Antique-glass seller hopes to trap lightning in a bottle

March 04, 1995|By James H. Bready | James H. Bready,Special to The Sun

The foxes were vanishing in his area of the Eastern Shore, and Alan Wesche was looking for something else to do. He gazed toward his living room window, and the old glass objects lined up there glowed in the sunlight.

His conversion wasn't instantaneous, but quickly enough the animal trapper had become a bottle dealer.

This was five years ago. Tomorrow, Mr. Wesche will be on the western shore, at the Fairgrounds in Timonium, behind a table at the 15th annual Baltimore Antique Bottle Club show.

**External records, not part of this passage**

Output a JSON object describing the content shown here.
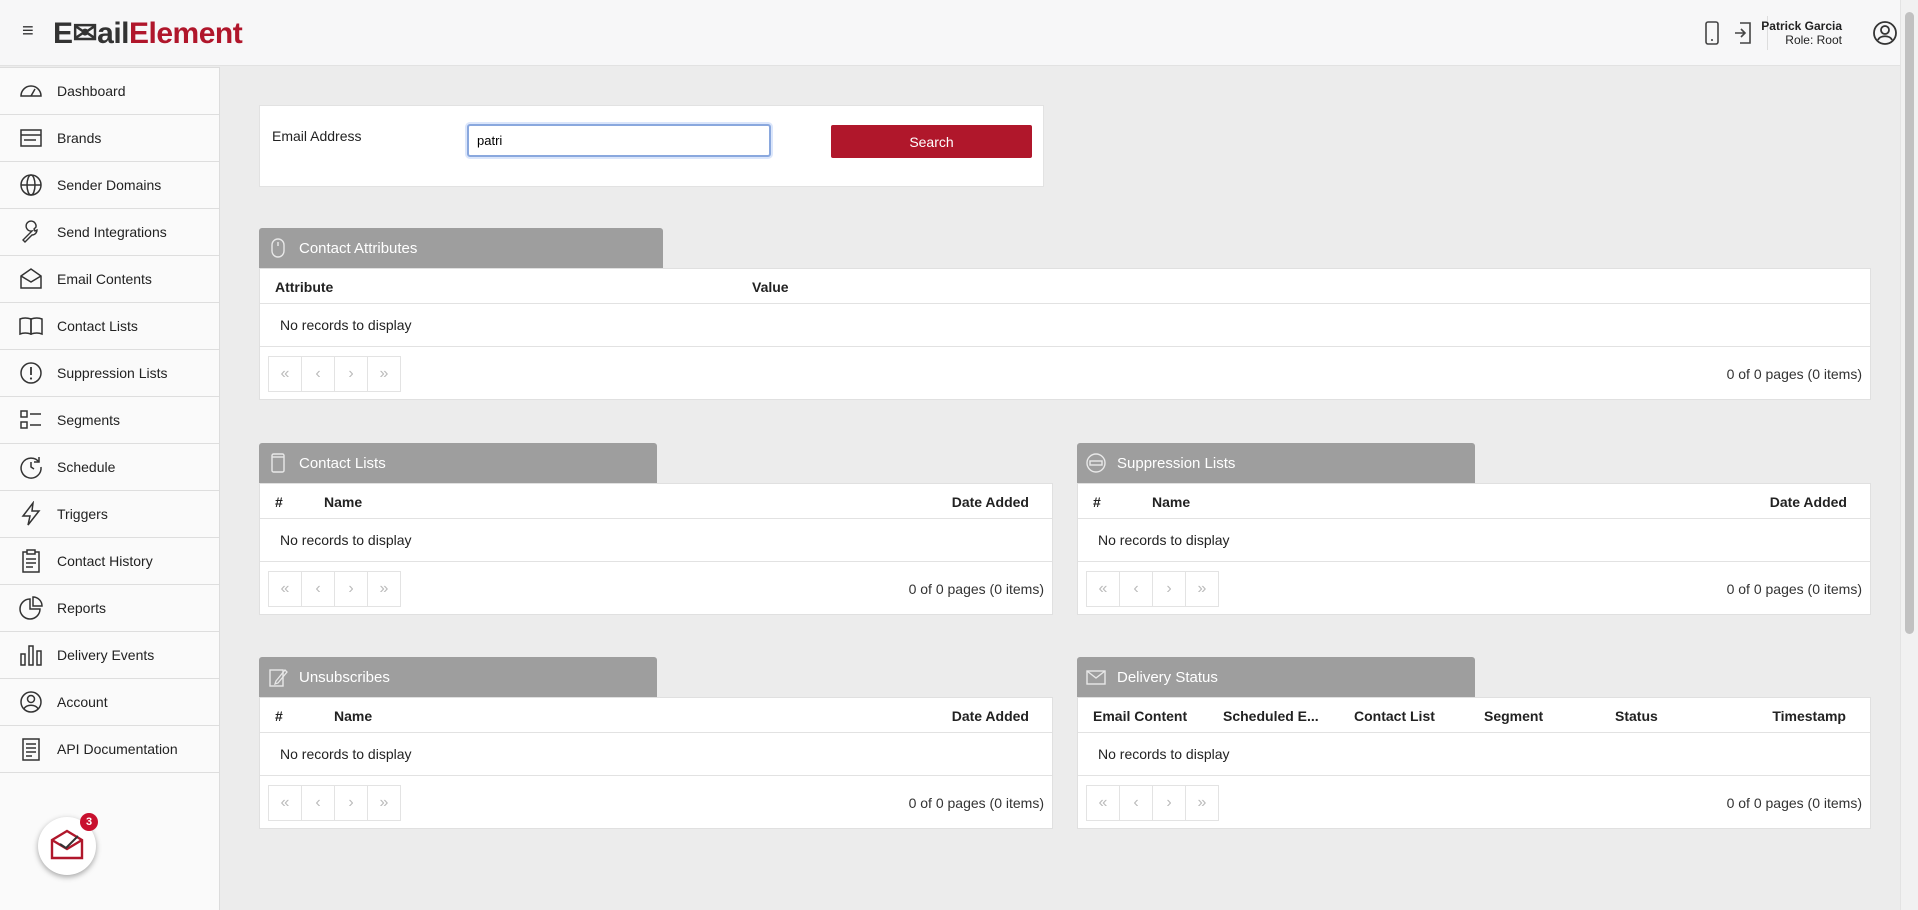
{
  "header": {
    "logo_part1": "E✉ail",
    "logo_part2": "Element",
    "user_name": "Patrick Garcia",
    "user_role": "Role: Root"
  },
  "sidebar": {
    "items": [
      {
        "label": "Dashboard",
        "icon": "dashboard-icon"
      },
      {
        "label": "Brands",
        "icon": "brands-icon"
      },
      {
        "label": "Sender Domains",
        "icon": "globe-icon"
      },
      {
        "label": "Send Integrations",
        "icon": "wrench-icon"
      },
      {
        "label": "Email Contents",
        "icon": "envelope-icon"
      },
      {
        "label": "Contact Lists",
        "icon": "book-icon"
      },
      {
        "label": "Suppression Lists",
        "icon": "alert-icon"
      },
      {
        "label": "Segments",
        "icon": "segments-icon"
      },
      {
        "label": "Schedule",
        "icon": "clock-icon"
      },
      {
        "label": "Triggers",
        "icon": "bolt-icon"
      },
      {
        "label": "Contact History",
        "icon": "clipboard-icon"
      },
      {
        "label": "Reports",
        "icon": "pie-icon"
      },
      {
        "label": "Delivery Events",
        "icon": "bar-chart-icon"
      },
      {
        "label": "Account",
        "icon": "user-circle-icon"
      },
      {
        "label": "API Documentation",
        "icon": "document-icon"
      }
    ],
    "notification_count": "3"
  },
  "search": {
    "label": "Email Address",
    "value": "patri",
    "button_label": "Search"
  },
  "panels": {
    "contact_attributes": {
      "title": "Contact Attributes",
      "columns": [
        "Attribute",
        "Value"
      ],
      "empty": "No records to display",
      "pager": "0 of 0 pages (0 items)"
    },
    "contact_lists": {
      "title": "Contact Lists",
      "columns": [
        "#",
        "Name",
        "Date Added"
      ],
      "empty": "No records to display",
      "pager": "0 of 0 pages (0 items)"
    },
    "suppression_lists": {
      "title": "Suppression Lists",
      "columns": [
        "#",
        "Name",
        "Date Added"
      ],
      "empty": "No records to display",
      "pager": "0 of 0 pages (0 items)"
    },
    "unsubscribes": {
      "title": "Unsubscribes",
      "columns": [
        "#",
        "Name",
        "Date Added"
      ],
      "empty": "No records to display",
      "pager": "0 of 0 pages (0 items)"
    },
    "delivery_status": {
      "title": "Delivery Status",
      "columns": [
        "Email Content",
        "Scheduled E...",
        "Contact List",
        "Segment",
        "Status",
        "Timestamp"
      ],
      "empty": "No records to display",
      "pager": "0 of 0 pages (0 items)"
    }
  },
  "pager_symbols": [
    "«",
    "‹",
    "›",
    "»"
  ],
  "colors": {
    "brand_red": "#b0172b",
    "panel_header": "#9e9e9e"
  }
}
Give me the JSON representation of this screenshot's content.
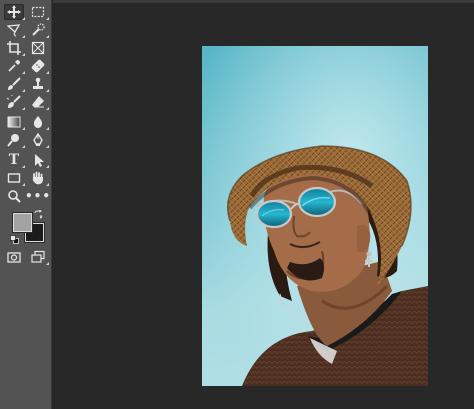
{
  "app": {
    "name": "Image editor",
    "accent": "#535353",
    "canvas_background": "#282828"
  },
  "toolbar": {
    "tools": [
      {
        "name": "move-tool",
        "icon": "move-icon",
        "active": true
      },
      {
        "name": "rectangular-marquee-tool",
        "icon": "marquee-icon"
      },
      {
        "name": "lasso-tool",
        "icon": "lasso-icon"
      },
      {
        "name": "quick-selection-tool",
        "icon": "quick-selection-icon"
      },
      {
        "name": "crop-tool",
        "icon": "crop-icon"
      },
      {
        "name": "frame-tool",
        "icon": "frame-icon"
      },
      {
        "name": "eyedropper-tool",
        "icon": "eyedropper-icon"
      },
      {
        "name": "healing-brush-tool",
        "icon": "bandage-icon"
      },
      {
        "name": "brush-tool",
        "icon": "brush-icon"
      },
      {
        "name": "clone-stamp-tool",
        "icon": "stamp-icon"
      },
      {
        "name": "history-brush-tool",
        "icon": "history-brush-icon"
      },
      {
        "name": "eraser-tool",
        "icon": "eraser-icon"
      },
      {
        "name": "gradient-tool",
        "icon": "gradient-icon"
      },
      {
        "name": "blur-tool",
        "icon": "drop-icon"
      },
      {
        "name": "dodge-tool",
        "icon": "dodge-icon"
      },
      {
        "name": "pen-tool",
        "icon": "pen-icon"
      },
      {
        "name": "type-tool",
        "icon": "type-icon",
        "glyph": "T"
      },
      {
        "name": "path-selection-tool",
        "icon": "arrow-icon"
      },
      {
        "name": "rectangle-tool",
        "icon": "rectangle-icon"
      },
      {
        "name": "hand-tool",
        "icon": "hand-icon"
      },
      {
        "name": "zoom-tool",
        "icon": "zoom-icon"
      },
      {
        "name": "edit-toolbar",
        "icon": "more-icon",
        "glyph": "•••"
      },
      {
        "name": "quick-mask-mode",
        "icon": "quick-mask-icon"
      },
      {
        "name": "screen-mode",
        "icon": "screen-mode-icon"
      }
    ],
    "foreground_color": "#a3a3a3",
    "background_color": "#1b1b1b"
  },
  "document": {
    "description_colors": {
      "sky_top": "#56b5c6",
      "sky_bottom": "#b4e0e6",
      "hat": "#9c6a34",
      "sunglasses": "#1ca6c4",
      "sweater": "#4a2c20"
    }
  }
}
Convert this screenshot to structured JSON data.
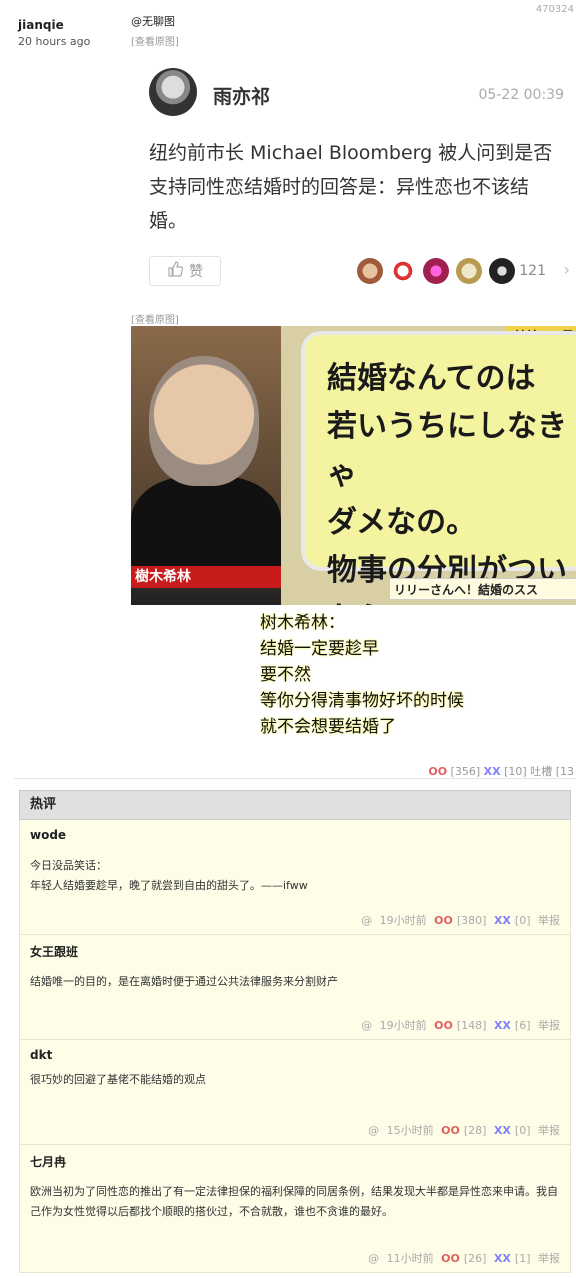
{
  "post": {
    "id_fragment": "470324",
    "author": "jianqie",
    "time_ago": "20 hours ago",
    "tag": "@无聊图",
    "view_original": "[查看原图]",
    "actions": {
      "oo_label": "OO",
      "oo_count": "[356]",
      "xx_label": "XX",
      "xx_count": "[10]",
      "tucao": "吐槽 [13"
    }
  },
  "weibo": {
    "name": "雨亦祁",
    "date": "05-22 00:39",
    "text": "纽约前市长 Michael Bloomberg 被人问到是否支持同性恋结婚时的回答是：异性恋也不该结婚。",
    "like_label": "赞",
    "like_count": "121"
  },
  "photo": {
    "name_strip": "樹木希林",
    "bubble_text": "結婚なんてのは\n若いうちにしなきゃ\nダメなの。\n物事の分別がついたら\nできないんだから",
    "top_right": "リリー・フラ",
    "bottom_bar": "リリーさんへ！結婚のスス"
  },
  "caption": "树木希林：\n结婚一定要趁早\n要不然\n等你分得清事物好坏的时候\n就不会想要结婚了",
  "hot": {
    "header": "热评",
    "comments": [
      {
        "author": "wode",
        "text": "今日没品笑话：\n年轻人结婚要趁早，晚了就尝到自由的甜头了。——ifww",
        "time": "19小时前",
        "oo": "OO",
        "oo_count": "[380]",
        "xx": "XX",
        "xx_count": "[0]",
        "report": "举报",
        "at": "@"
      },
      {
        "author": "女王跟班",
        "text": "结婚唯一的目的，是在离婚时便于通过公共法律服务来分割财产",
        "time": "19小时前",
        "oo": "OO",
        "oo_count": "[148]",
        "xx": "XX",
        "xx_count": "[6]",
        "report": "举报",
        "at": "@"
      },
      {
        "author": "dkt",
        "text": "很巧妙的回避了基佬不能结婚的观点",
        "time": "15小时前",
        "oo": "OO",
        "oo_count": "[28]",
        "xx": "XX",
        "xx_count": "[0]",
        "report": "举报",
        "at": "@"
      },
      {
        "author": "七月冉",
        "text": "欧洲当初为了同性恋的推出了有一定法律担保的福利保障的同居条例，结果发现大半都是异性恋来申请。我自己作为女性觉得以后都找个顺眼的搭伙过，不合就散，谁也不贪谁的最好。",
        "time": "11小时前",
        "oo": "OO",
        "oo_count": "[26]",
        "xx": "XX",
        "xx_count": "[1]",
        "report": "举报",
        "at": "@"
      }
    ]
  },
  "colors": {
    "oo": "#e06060",
    "xx": "#8080ff",
    "comment_bg": "#fdfde8",
    "header_bg": "#e0e0e0"
  }
}
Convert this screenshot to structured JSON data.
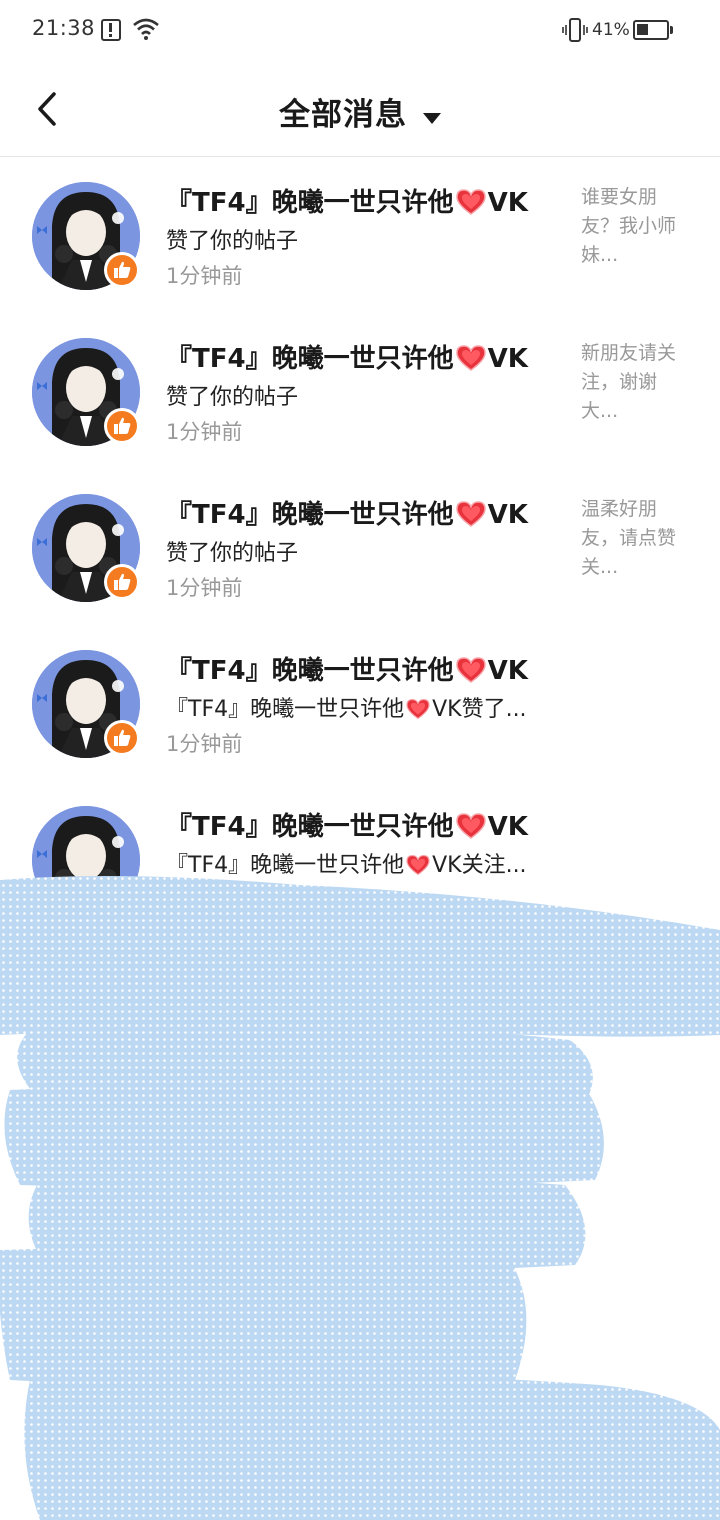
{
  "status_bar": {
    "time": "21:38",
    "battery": "41%",
    "battery_level": 0.41,
    "icons": [
      "alert-icon",
      "wifi-icon",
      "vibrate-icon",
      "battery-icon"
    ]
  },
  "header": {
    "title": "全部消息",
    "back_icon": "chevron-left-icon",
    "dropdown_icon": "caret-down-icon"
  },
  "messages": [
    {
      "name_prefix": "『TF4』晚曦一世只许他",
      "name_suffix": "VK",
      "action": "赞了你的帖子",
      "time": "1分钟前",
      "snippet": "谁要女朋友？我小师妹..."
    },
    {
      "name_prefix": "『TF4』晚曦一世只许他",
      "name_suffix": "VK",
      "action": "赞了你的帖子",
      "time": "1分钟前",
      "snippet": "新朋友请关注，谢谢大..."
    },
    {
      "name_prefix": "『TF4』晚曦一世只许他",
      "name_suffix": "VK",
      "action": "赞了你的帖子",
      "time": "1分钟前",
      "snippet": "温柔好朋友，请点赞关..."
    },
    {
      "name_prefix": "『TF4』晚曦一世只许他",
      "name_suffix": "VK",
      "action_prefix": "『TF4』晚曦一世只许他",
      "action_suffix": "VK赞了...",
      "time": "1分钟前"
    },
    {
      "name_prefix": "『TF4』晚曦一世只许他",
      "name_suffix": "VK",
      "action_prefix": "『TF4』晚曦一世只许他",
      "action_suffix": "VK关注..."
    }
  ],
  "colors": {
    "like_badge": "#f47b20",
    "avatar_bg": "#7c95e0",
    "heart": "#e8323c",
    "scribble": "#bcd8f2"
  }
}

"By now, Alan is probably the Shore's most active bottle hunter," says Ferdinand Meyer IV, co-chairman of the Timonium show, which runs from 9 a.m. to 3 p.m. and is expected to draw 2,000 collectors. "He's a great digger, he cleans bottles, goes to the auctions, checks with the watermen."

Mr. Wesche, 47, has been a Shoreman since 1970. He grew up in Kansas, the son and grandson of beaver trappers. He stays close to nature by digging for bottles.

"All the obvious spots over here have been pretty well dug," he said the other day from his home in Bishopville, "but some permission digs have been productive." He and partners also dig in Baltimore.

In the glassy world of 100- or 150-year-old flasks, bitters, figurals, cures, inks, sodas, fruit jars, beers, milks, gins and insulators, a few truths always hold true. For instance, the price may be more negotiable late in the show day -- if the bottle's still there.

Another is that inside the typical dealer lurks not just a collector but a passionate collector.

What grabs Mr. Wesche?

"Wheeler's Berliner Bitters," he says, quietly. "It's a Baltimore bottle. Every year, I hope some out-of-state dealer will bring one, even though it'll be beyond my reach."

Without cracks, chips or stains, a Wheeler's Berliner goes for, oh, $7,000 or so.

Another axiom from the collector world is that in any buyer-seller deal, or swap, one party knows more than the other as to the object's market value. In Timonium tomorrow, veterans and beginners are invited to try to outfox Alan Wesche.

Baltimore Sun Articles
|
|
|
Please note the green-lined linked article text has been applied commercially without any involvement from our newsroom editors, reporters or any other editorial staff.